Best regards, Richard
Richard, I have a number of early Columbia ML covers but only the one’s noted by Marechal – A Program of Mexican Music and Alexander Nevsky share the same “blotted line drawing” style (albeit different in composition) with the ML 4278 cover. The colored blocks notwithstanding, are you suggesting that Alan Steinweiss or Darryl Connelly copied, on ML 4278 and also on a panel of ML 4279, the “blotted line drawing” technique which is attributed to Warhol ? Is it possible that the third illustration Warhol produced was not used by Columbia at all? Isn’t it more likely that they paid for it and almost surely used it? Has anyone else ever served up this cover as the missing one of the trilogy of illustrations?
Michael, You mention three covers that Warhol designed for Columbia. Well, there are three; “A Program of MExican Music”, “Alexander Nevsky” and “Nation’s Nightmare” (admittedly this was for Columbia Special Products, but still). I have never heard of any other covers rumoured to have been done for Columbia.
Steinweiss was art director at Columbia from 1938 to 1949, when he went freelance. He designed the LP cover package and the coloured rectangles. By the time the LP was launched in 1948 he was mainly directing. He had Jim Flora and Connely as assistants doing illustrations and would have commissioned outside commercial artists as well.

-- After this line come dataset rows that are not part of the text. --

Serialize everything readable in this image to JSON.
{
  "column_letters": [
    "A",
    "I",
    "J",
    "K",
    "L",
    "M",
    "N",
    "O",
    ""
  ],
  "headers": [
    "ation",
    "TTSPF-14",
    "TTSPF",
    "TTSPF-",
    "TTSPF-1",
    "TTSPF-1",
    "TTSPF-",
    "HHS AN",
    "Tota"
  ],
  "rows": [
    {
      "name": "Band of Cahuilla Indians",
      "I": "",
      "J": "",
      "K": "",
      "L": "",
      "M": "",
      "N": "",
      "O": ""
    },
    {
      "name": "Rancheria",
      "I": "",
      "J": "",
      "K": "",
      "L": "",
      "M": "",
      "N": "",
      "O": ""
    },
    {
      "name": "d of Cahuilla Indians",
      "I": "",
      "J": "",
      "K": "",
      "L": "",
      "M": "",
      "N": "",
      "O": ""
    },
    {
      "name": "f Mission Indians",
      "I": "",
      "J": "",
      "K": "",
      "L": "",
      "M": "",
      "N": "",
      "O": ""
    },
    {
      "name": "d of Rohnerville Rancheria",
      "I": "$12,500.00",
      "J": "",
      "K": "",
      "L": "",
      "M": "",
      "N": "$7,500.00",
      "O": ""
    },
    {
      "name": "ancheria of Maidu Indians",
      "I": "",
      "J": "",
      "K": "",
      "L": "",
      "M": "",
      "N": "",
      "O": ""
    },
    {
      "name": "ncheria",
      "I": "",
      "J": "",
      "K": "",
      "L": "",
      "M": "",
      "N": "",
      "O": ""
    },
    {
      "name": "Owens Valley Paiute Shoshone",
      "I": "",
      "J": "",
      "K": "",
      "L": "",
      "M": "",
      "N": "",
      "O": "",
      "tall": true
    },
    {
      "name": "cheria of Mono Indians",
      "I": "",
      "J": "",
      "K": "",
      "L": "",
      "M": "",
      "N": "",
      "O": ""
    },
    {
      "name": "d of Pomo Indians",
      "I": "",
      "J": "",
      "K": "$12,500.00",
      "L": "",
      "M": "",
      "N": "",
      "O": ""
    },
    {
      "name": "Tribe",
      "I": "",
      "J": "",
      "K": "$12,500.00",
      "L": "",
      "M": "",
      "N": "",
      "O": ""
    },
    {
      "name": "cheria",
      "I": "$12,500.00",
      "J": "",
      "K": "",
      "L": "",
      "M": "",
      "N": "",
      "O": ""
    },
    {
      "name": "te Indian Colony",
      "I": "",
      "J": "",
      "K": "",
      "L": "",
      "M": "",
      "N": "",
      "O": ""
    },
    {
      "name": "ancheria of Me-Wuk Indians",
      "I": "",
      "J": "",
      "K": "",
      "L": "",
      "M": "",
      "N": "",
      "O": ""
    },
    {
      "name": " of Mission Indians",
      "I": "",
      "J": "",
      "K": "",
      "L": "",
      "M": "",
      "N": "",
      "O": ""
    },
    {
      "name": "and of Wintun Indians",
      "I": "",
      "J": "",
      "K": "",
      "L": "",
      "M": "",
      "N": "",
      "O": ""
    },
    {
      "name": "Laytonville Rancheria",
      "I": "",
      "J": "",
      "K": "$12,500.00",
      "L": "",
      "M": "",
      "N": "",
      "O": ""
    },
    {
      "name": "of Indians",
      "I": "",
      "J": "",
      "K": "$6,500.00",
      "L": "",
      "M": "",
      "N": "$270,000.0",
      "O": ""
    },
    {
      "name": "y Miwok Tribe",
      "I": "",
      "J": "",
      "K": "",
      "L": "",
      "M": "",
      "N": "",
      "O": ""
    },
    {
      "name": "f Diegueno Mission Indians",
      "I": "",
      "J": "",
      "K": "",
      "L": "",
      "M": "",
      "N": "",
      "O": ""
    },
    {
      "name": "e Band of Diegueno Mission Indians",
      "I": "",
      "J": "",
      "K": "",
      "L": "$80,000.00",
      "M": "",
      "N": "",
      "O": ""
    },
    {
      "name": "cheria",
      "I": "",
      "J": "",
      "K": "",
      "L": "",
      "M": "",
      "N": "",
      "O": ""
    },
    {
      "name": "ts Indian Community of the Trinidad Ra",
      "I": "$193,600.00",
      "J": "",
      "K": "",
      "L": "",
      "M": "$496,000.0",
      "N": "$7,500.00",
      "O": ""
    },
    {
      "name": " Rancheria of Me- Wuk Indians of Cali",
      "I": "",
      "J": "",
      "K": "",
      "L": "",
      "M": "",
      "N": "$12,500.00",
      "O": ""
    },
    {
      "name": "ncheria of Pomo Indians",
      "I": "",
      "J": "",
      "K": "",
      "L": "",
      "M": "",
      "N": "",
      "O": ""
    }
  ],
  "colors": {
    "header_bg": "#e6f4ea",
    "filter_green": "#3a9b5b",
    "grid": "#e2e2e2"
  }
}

I would not call the illustrations on ML4278 “dot and blot”. There are a a number of blobs and lines round the illustrations, but the actual instruments and the portrait are drawn with solid lines. The shading is also unlike Warhol’s work.
I still don’t think is a Warhol cover.